  1. Gerard Magliocca says:

    I think he does too much of this sort of thing honestly. I find it kind of grating.

  2. Howard Wasserman says:

    I agree with Gerard. Consider this, from today: “modern cell phones, which are now such a pervasive and insistent part of daily life that
    the proverbial visitor from Mars might conclude they were an important feature of human anatomy.”

  3. Bill Araiza says:

    Count me in with Gerard and Howard. A few years ago he wrote an opinion that described a police officer’s work in some mock Sam Spade voice. Cringe-worthy.

  4. Joe says:

    The last comment really is not the same — it was a dissent from a denial sort of thing where == like concurring and dissent opinions == it is pretty different from an opinion of the Court.
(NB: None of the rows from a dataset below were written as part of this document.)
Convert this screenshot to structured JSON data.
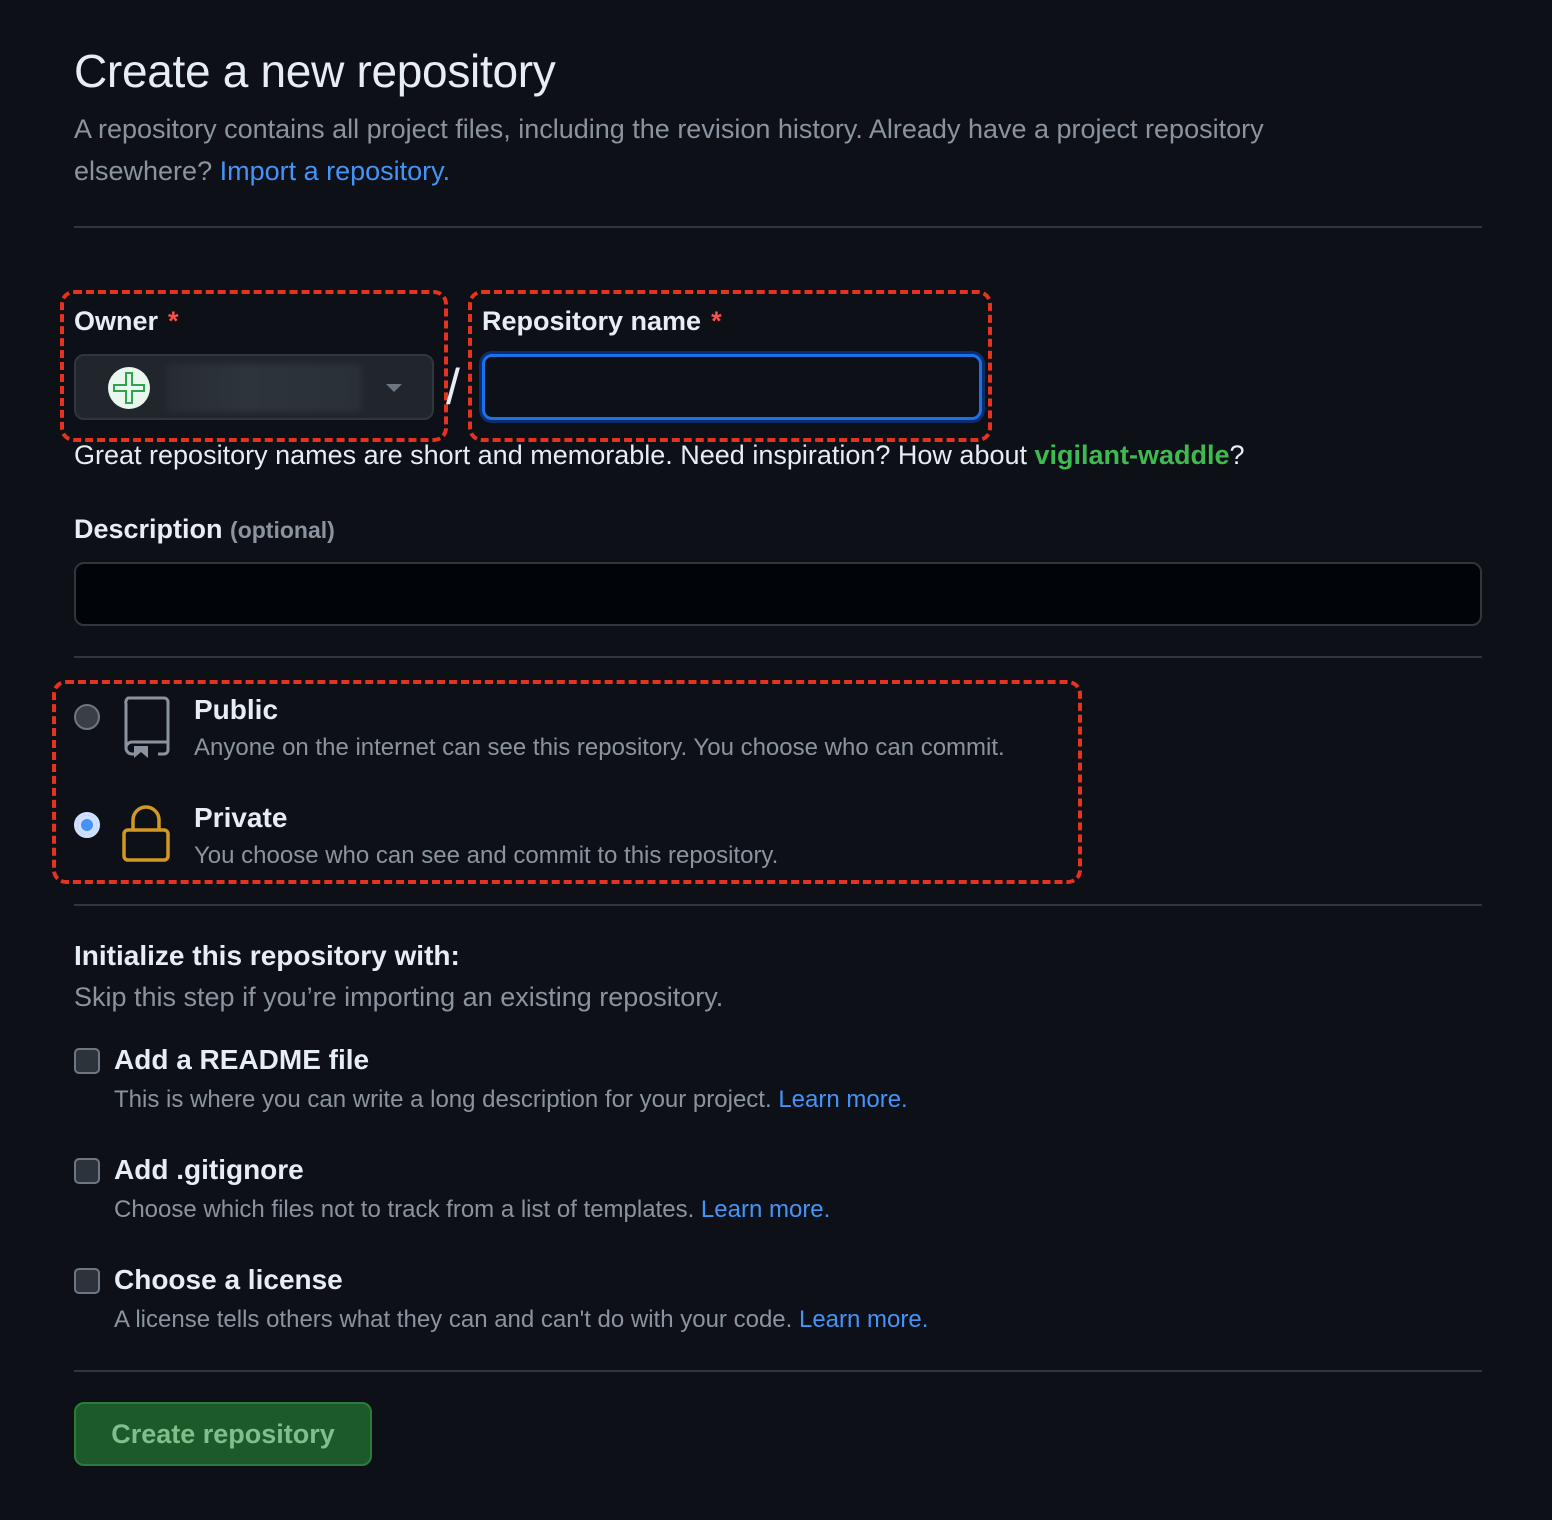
{
  "header": {
    "title": "Create a new repository",
    "subtitle_text": "A repository contains all project files, including the revision history. Already have a project repository elsewhere? ",
    "import_link": "Import a repository."
  },
  "owner": {
    "label": "Owner",
    "required_mark": "*",
    "icon": "avatar-icon"
  },
  "separator": "/",
  "repo_name": {
    "label": "Repository name",
    "required_mark": "*",
    "value": "",
    "hint_text": "Great repository names are short and memorable. Need inspiration? How about ",
    "suggestion": "vigilant-waddle",
    "hint_end": "?"
  },
  "description": {
    "label": "Description",
    "optional": "(optional)",
    "value": ""
  },
  "visibility": {
    "options": [
      {
        "title": "Public",
        "desc": "Anyone on the internet can see this repository. You choose who can commit.",
        "icon": "repo-icon",
        "selected": false
      },
      {
        "title": "Private",
        "desc": "You choose who can see and commit to this repository.",
        "icon": "lock-icon",
        "selected": true
      }
    ]
  },
  "initialize": {
    "title": "Initialize this repository with:",
    "subtitle": "Skip this step if you’re importing an existing repository.",
    "options": [
      {
        "title": "Add a README file",
        "desc": "This is where you can write a long description for your project. ",
        "link": "Learn more.",
        "checked": false
      },
      {
        "title": "Add .gitignore",
        "desc": "Choose which files not to track from a list of templates. ",
        "link": "Learn more.",
        "checked": false
      },
      {
        "title": "Choose a license",
        "desc": "A license tells others what they can and can't do with your code. ",
        "link": "Learn more.",
        "checked": false
      }
    ]
  },
  "submit": {
    "label": "Create repository"
  },
  "colors": {
    "background": "#0d1117",
    "accent_link": "#4493f8",
    "suggestion": "#3fb950",
    "annotation_dash": "#e5331f",
    "lock_icon": "#d29922",
    "button_bg": "#1c5a2c"
  }
}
I don’t think a bit of wit really is a problem though it can be overdone. And, I’m sure there are cases, just like Scalia has long jumped the shark on that level.

    Really, is the comment about Mars a big deal? I find thinking it is kind of silly myself. YMMV.
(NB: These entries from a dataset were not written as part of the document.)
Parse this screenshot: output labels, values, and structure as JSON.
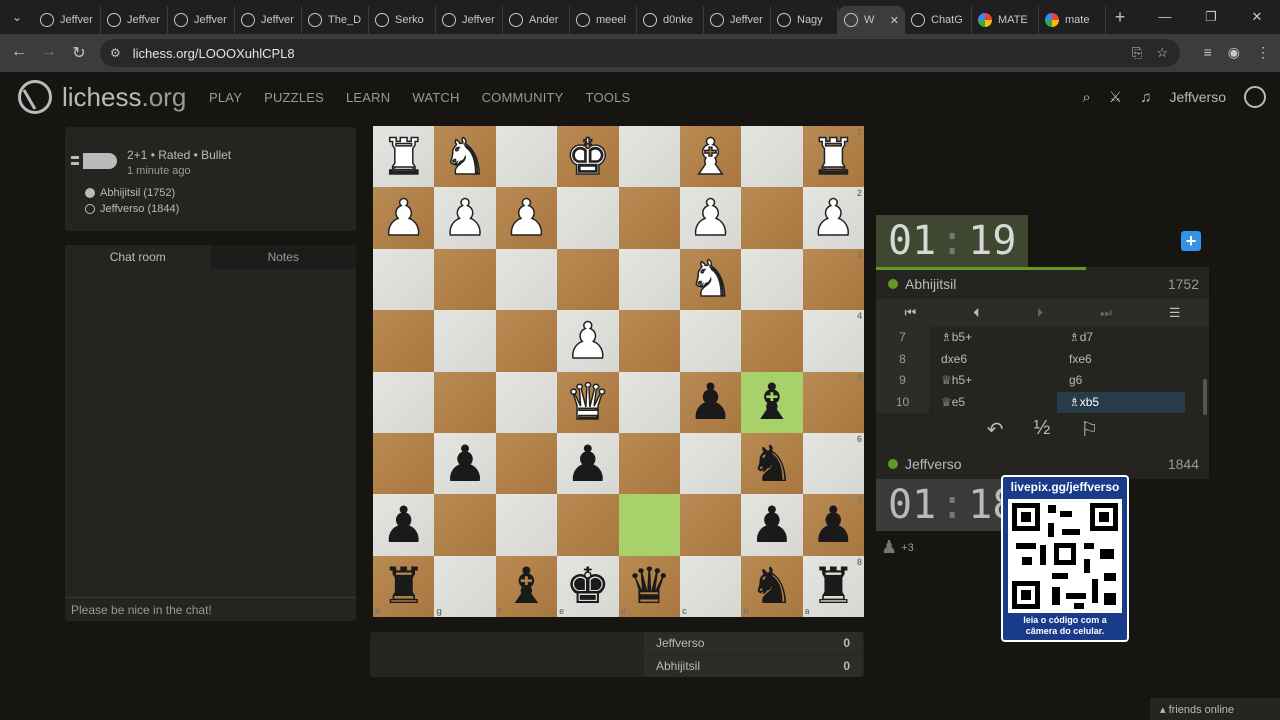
{
  "browser": {
    "tabs": [
      {
        "label": "Jeffver",
        "active": false
      },
      {
        "label": "Jeffver",
        "active": false
      },
      {
        "label": "Jeffver",
        "active": false
      },
      {
        "label": "Jeffver",
        "active": false
      },
      {
        "label": "The_D",
        "active": false
      },
      {
        "label": "Serko",
        "active": false
      },
      {
        "label": "Jeffver",
        "active": false
      },
      {
        "label": "Ander",
        "active": false
      },
      {
        "label": "meeel",
        "active": false
      },
      {
        "label": "d0nke",
        "active": false
      },
      {
        "label": "Jeffver",
        "active": false
      },
      {
        "label": "Nagy",
        "active": false
      },
      {
        "label": "W",
        "active": true
      },
      {
        "label": "ChatG",
        "active": false
      },
      {
        "label": "MATE",
        "active": false
      },
      {
        "label": "mate",
        "active": false
      }
    ],
    "url": "lichess.org/LOOOXuhlCPL8"
  },
  "site": {
    "logo": "lichess",
    "logo_tld": ".org",
    "nav": [
      "PLAY",
      "PUZZLES",
      "LEARN",
      "WATCH",
      "COMMUNITY",
      "TOOLS"
    ],
    "username": "Jeffverso"
  },
  "game_info": {
    "mode": "2+1 • Rated • Bullet",
    "time_ago": "1 minute ago",
    "white_player": "Abhijitsil (1752)",
    "black_player": "Jeffverso (1844)"
  },
  "chat": {
    "tabs": [
      "Chat room",
      "Notes"
    ],
    "input_placeholder": "Please be nice in the chat!"
  },
  "board": {
    "rank_labels": [
      "1",
      "2",
      "3",
      "4",
      "5",
      "6",
      "7",
      "8"
    ],
    "file_labels": [
      "h",
      "g",
      "f",
      "e",
      "d",
      "c",
      "b",
      "a"
    ]
  },
  "scores": [
    {
      "name": "Jeffverso",
      "score": "0"
    },
    {
      "name": "Abhijitsil",
      "score": "0"
    }
  ],
  "panel": {
    "top_clock": {
      "min": "01",
      "sec": "19"
    },
    "bottom_clock": {
      "min": "01",
      "sec": "18"
    },
    "top_player": {
      "name": "Abhijitsil",
      "rating": "1752"
    },
    "bottom_player": {
      "name": "Jeffverso",
      "rating": "1844"
    },
    "moves": [
      {
        "n": "7",
        "w": "♗b5+",
        "b": "♗d7"
      },
      {
        "n": "8",
        "w": "dxe6",
        "b": "fxe6"
      },
      {
        "n": "9",
        "w": "♕h5+",
        "b": "g6"
      },
      {
        "n": "10",
        "w": "♕e5",
        "b": "♗xb5"
      }
    ],
    "draw_symbol": "½",
    "material_diff": "+3"
  },
  "overlay": {
    "header": "livepix.gg/jeffverso",
    "footer_line1": "leia o código com a",
    "footer_line2": "câmera do celular."
  },
  "footer": {
    "friends": "friends online"
  }
}
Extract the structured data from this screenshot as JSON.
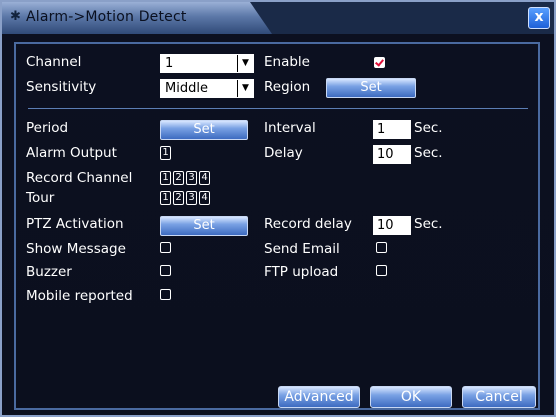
{
  "window": {
    "title": "Alarm->Motion Detect",
    "close_label": "x",
    "title_icon": "gear-icon"
  },
  "form": {
    "channel_label": "Channel",
    "channel_value": "1",
    "enable_label": "Enable",
    "enable_checked": true,
    "sensitivity_label": "Sensitivity",
    "sensitivity_value": "Middle",
    "region_label": "Region",
    "region_button": "Set",
    "period_label": "Period",
    "period_button": "Set",
    "interval_label": "Interval",
    "interval_value": "1",
    "interval_unit": "Sec.",
    "alarm_output_label": "Alarm Output",
    "alarm_output_chips": [
      "1"
    ],
    "delay_label": "Delay",
    "delay_value": "10",
    "delay_unit": "Sec.",
    "record_channel_label": "Record Channel",
    "record_channel_chips": [
      "1",
      "2",
      "3",
      "4"
    ],
    "tour_label": "Tour",
    "tour_chips": [
      "1",
      "2",
      "3",
      "4"
    ],
    "ptz_label": "PTZ Activation",
    "ptz_button": "Set",
    "record_delay_label": "Record delay",
    "record_delay_value": "10",
    "record_delay_unit": "Sec.",
    "show_message_label": "Show Message",
    "send_email_label": "Send Email",
    "buzzer_label": "Buzzer",
    "ftp_upload_label": "FTP upload",
    "mobile_reported_label": "Mobile reported"
  },
  "footer": {
    "advanced": "Advanced",
    "ok": "OK",
    "cancel": "Cancel"
  },
  "colors": {
    "background": "#0b0f1e",
    "panel_border": "#4a6aa0",
    "button_top": "#d8e6ff",
    "button_bottom": "#3d6bc0",
    "check_mark": "#e0103a"
  }
}
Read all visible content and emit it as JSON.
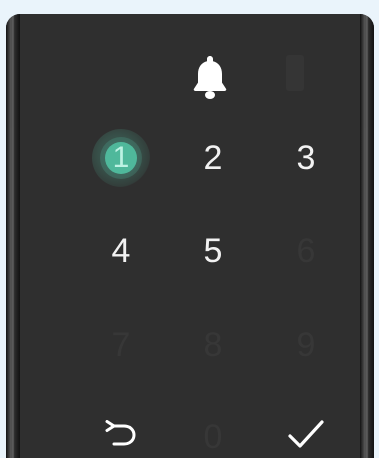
{
  "keypad": {
    "keys": [
      "1",
      "2",
      "3",
      "4",
      "5",
      "6",
      "7",
      "8",
      "9",
      "0"
    ]
  },
  "colors": {
    "background": "#eaf4fb",
    "device": "#2d2d2d",
    "highlight": "#4fb89b",
    "text": "#f2f2f2"
  },
  "icons": {
    "bell": "bell-icon",
    "back": "undo-arrow-icon",
    "confirm": "checkmark-icon"
  }
}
  5. AYY says:

    I agree with the first three commenters. In a way it’s undignified and demeaning to the litigants. Moylan (Md. app) and Gardner (Cal. app) could do this sort of thing pretty well when it was called for, and one of the judges on the Ninth Circuit (who’ll remain nameless) can do it sometimes (maybe not quite as often as he might think), but most would do well to keep the witticisms out of judicial opinions.

  6. Joe says:
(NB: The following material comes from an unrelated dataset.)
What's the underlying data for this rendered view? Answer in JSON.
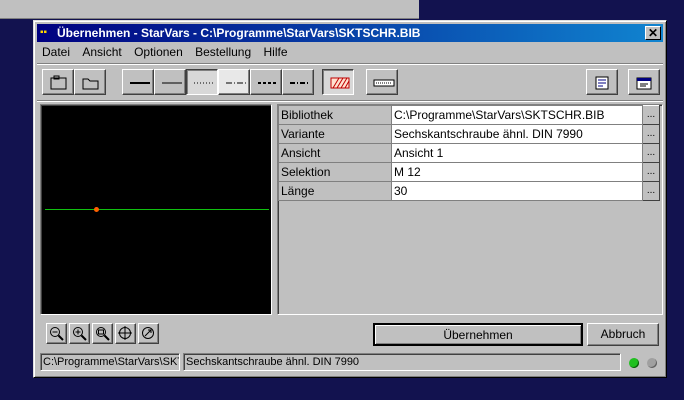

    Real sensitive subjects should also not be covered in law articles that have those cutesy titles.

    When the opinion as a whole is serious, I don’t think a few quips disrespects people. Are we really saying that a ruling, e.g., that broadly protects cell phone privacy is “disrespectful” because in thirty or so pages, Roberts tosses in quips? Or, are we saying the government is being disrespected here? Are we worried about their feelings?